Reuters has re-released a selection of striking pictures and our photographers' accounts of the events behind them. They can be seen by clicking: reut.rs/2gJpZw7
Among them is a shot taken by Jonathan Bachman in Louisiana of a woman in a dress calmly standing as police in riot gear confront her during protests against the fatal police shootings of two black men.
“Moments before I captured this image of Ieshia Evans I had my back turned photographing face-to-face confrontations between the police and the demonstrators,” Bachman said in his account.
“I heard someone behind me say something like ‘don’t stand there, they are arresting people in the street.’ I turned and looked over my right shoulder and saw this woman standing in the road. I knew right away what was about to happen. The police were going to arrest her. I quickly moved and took the shot.”

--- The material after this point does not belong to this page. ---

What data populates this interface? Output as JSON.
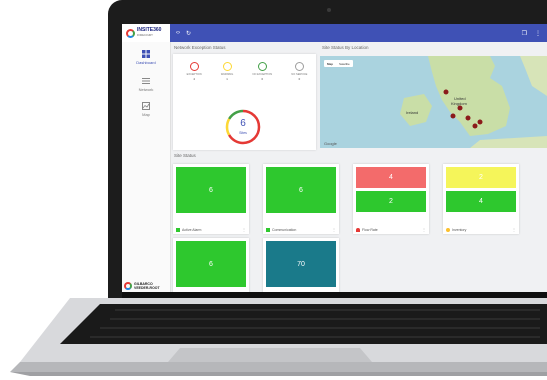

Robin Roy (C) reacts as U.S. Republican presidential candidate Donald Trump greets her at a campaign rally in Lowell, Massachusetts January 4, 2016. Brian Snyder: 'To some, it was as if she had met a celebrity rock star. To others, this woman looked pretty terrified. In fact Robin Roy is one very eager supporter of U.S. President-elect Donald Trump. Wearing a t-shirt reading "Obama, You're Fired. Vote Trump 2016," she had waited for a chance to meet Trump in person at the rally. Then the New York real-estate mogul and reality TV star shook her hand and talked to her. Excited would be an understatement. All candidates with their eye on the White House greet supporters along the "rope-line" at the end of events like these. ItÕs a chance for voters to shake the hand of the candidates or pose for a selfie. The other people in the photo are also supporters, including Roy's daughter on her left. Photographers are fairly restricted by the campaign during Trump events. Most images are taken from the main podium, at the back of the hall across from the main stage, with long lenses (400mm). After the speech, a small group of photographers were escorted to the stage to document Trump making his way along the rope-line. I took this photo with a shorter lens (50mm) from the stage looking over TrumpÕs shoulder. The fact that every day is unique is one of the truly fun parts of this job. Roy remained an unwavering Trump supporter throughout the campaign. "We realised that Trump was one of us and he didn't hide that fact. Is he perfect? No, but he sincerely seems to care about the people. He doesn't talk down to us or make himself seen better." Nearly a year after her meeting with Trump, and awaiting the beginning of the Trump presidency, she says: "I hope he comes through with most of his promises and brings this country together to stop the political nonsense."' REUTERS/Brian Snyder
In Nice, 86 people were killed when a Tunisian-born man ploughed a truck into crowds watching fireworks on France’s July 14 Bastille Day.
Photographer Eric Gaillard took a harrowing picture of a covered body on the ground, a child’s doll beside it.
An image by Czar Dancel of a woman weeping as she held her partner’s body went viral in the Philippines last summer. President Rodrigo Duterte called it melodramatic.
Nearly 2,300 drug users and dealers have been killed in police operations or by suspected vigilantes since Duterte took office in June, according to the Philippines police.
In Iraq, U.S.-backed forces launched an offensive to oust Islamic State militants from their Mosul stronghold. Photographer Goran Tomasevic pictured people running after a coalition airstrike hit Islamic State forces nearby.
“The fighting comes in waves and when things eventually quietened down, I saw a group of civilians making the most of a break in gunfire to come out onto the streets,” he said.
“Suddenly an airstrike targeted Islamic State positions a few hundred meters away behind them. It was close and total panic ensued.”
Other shots include Donald Trump during the U.S. presidential election campaign and Jamaican sprinter Usain Bolt smiling at Canadian Andre De Grasse while competing at the Rio Olympics.
Slideshow (7 Images)
Writing By Marie-Louise Gumuchian; editing by Richard Lough